▶ Exercise brief
Work out the count of lines in the entries below that include "number", and write only that count.

Dataset rows describing interfaces:
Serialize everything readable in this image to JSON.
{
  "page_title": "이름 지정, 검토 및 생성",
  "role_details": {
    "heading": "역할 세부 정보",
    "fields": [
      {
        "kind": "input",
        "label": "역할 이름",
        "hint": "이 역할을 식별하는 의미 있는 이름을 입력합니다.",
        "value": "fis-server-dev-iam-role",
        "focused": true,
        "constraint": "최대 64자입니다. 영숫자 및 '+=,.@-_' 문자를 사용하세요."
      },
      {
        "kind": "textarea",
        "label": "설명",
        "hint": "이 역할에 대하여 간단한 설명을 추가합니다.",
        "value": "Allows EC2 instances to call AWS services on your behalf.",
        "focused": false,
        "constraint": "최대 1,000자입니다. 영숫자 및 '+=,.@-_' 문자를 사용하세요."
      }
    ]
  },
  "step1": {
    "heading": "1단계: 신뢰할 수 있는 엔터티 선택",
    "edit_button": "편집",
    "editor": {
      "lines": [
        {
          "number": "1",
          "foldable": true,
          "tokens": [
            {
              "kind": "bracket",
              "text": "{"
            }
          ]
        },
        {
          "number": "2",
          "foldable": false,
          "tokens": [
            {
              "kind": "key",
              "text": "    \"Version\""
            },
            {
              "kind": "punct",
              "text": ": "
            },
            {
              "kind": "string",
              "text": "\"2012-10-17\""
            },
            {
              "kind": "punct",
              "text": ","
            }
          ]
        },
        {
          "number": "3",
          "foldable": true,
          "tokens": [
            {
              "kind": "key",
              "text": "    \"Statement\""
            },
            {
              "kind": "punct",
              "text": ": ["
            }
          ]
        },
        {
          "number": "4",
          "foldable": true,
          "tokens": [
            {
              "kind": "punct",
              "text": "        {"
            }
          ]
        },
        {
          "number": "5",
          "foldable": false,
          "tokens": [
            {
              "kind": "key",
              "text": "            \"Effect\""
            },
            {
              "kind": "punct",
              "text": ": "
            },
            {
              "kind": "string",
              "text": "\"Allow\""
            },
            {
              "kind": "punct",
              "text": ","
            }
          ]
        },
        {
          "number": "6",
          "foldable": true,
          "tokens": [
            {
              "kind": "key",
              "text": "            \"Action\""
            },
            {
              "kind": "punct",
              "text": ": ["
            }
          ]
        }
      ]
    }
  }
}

▶ Exercise solution
6